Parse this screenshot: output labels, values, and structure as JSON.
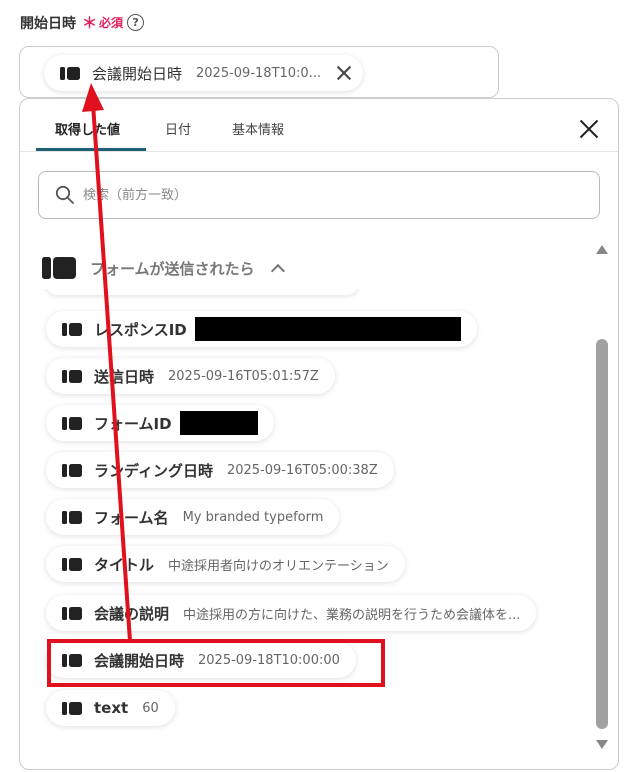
{
  "field": {
    "label": "開始日時",
    "required_mark": "＊",
    "required_text": "必須",
    "help": "?"
  },
  "selected": {
    "name": "会議開始日時",
    "value": "2025-09-18T10:0..."
  },
  "tabs": [
    {
      "label": "取得した値",
      "active": true
    },
    {
      "label": "日付",
      "active": false
    },
    {
      "label": "基本情報",
      "active": false
    }
  ],
  "search": {
    "placeholder": "検索（前方一致）"
  },
  "section": {
    "title": "フォームが送信されたら"
  },
  "items": [
    {
      "name": "レスポンスID",
      "value": ""
    },
    {
      "name": "送信日時",
      "value": "2025-09-16T05:01:57Z"
    },
    {
      "name": "フォームID",
      "value": ""
    },
    {
      "name": "ランディング日時",
      "value": "2025-09-16T05:00:38Z"
    },
    {
      "name": "フォーム名",
      "value": "My branded typeform"
    },
    {
      "name": "タイトル",
      "value": "中途採用者向けのオリエンテーション"
    },
    {
      "name": "会議の説明",
      "value": "中途採用の方に向けた、業務の説明を行うため会議体を..."
    },
    {
      "name": "会議開始日時",
      "value": "2025-09-18T10:00:00"
    },
    {
      "name": "text",
      "value": "60"
    }
  ],
  "colors": {
    "accent": "#1f5f74",
    "required": "#e0245e",
    "annotation": "#e0101e"
  }
}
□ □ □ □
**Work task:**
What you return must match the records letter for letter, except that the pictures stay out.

**Solution:**
Parse this screenshot: output labels, values, and structure as JSON.
{
  "field": {
    "label": "開始日時",
    "required_mark": "＊",
    "required_text": "必須",
    "help": "?"
  },
  "selected": {
    "name": "会議開始日時",
    "value": "2025-09-18T10:0..."
  },
  "tabs": [
    {
      "label": "取得した値",
      "active": true
    },
    {
      "label": "日付",
      "active": false
    },
    {
      "label": "基本情報",
      "active": false
    }
  ],
  "search": {
    "placeholder": "検索（前方一致）"
  },
  "section": {
    "title": "フォームが送信されたら"
  },
  "items": [
    {
      "name": "レスポンスID",
      "value": ""
    },
    {
      "name": "送信日時",
      "value": "2025-09-16T05:01:57Z"
    },
    {
      "name": "フォームID",
      "value": ""
    },
    {
      "name": "ランディング日時",
      "value": "2025-09-16T05:00:38Z"
    },
    {
      "name": "フォーム名",
      "value": "My branded typeform"
    },
    {
      "name": "タイトル",
      "value": "中途採用者向けのオリエンテーション"
    },
    {
      "name": "会議の説明",
      "value": "中途採用の方に向けた、業務の説明を行うため会議体を..."
    },
    {
      "name": "会議開始日時",
      "value": "2025-09-18T10:00:00"
    },
    {
      "name": "text",
      "value": "60"
    }
  ],
  "colors": {
    "accent": "#1f5f74",
    "required": "#e0245e",
    "annotation": "#e0101e"
  }
}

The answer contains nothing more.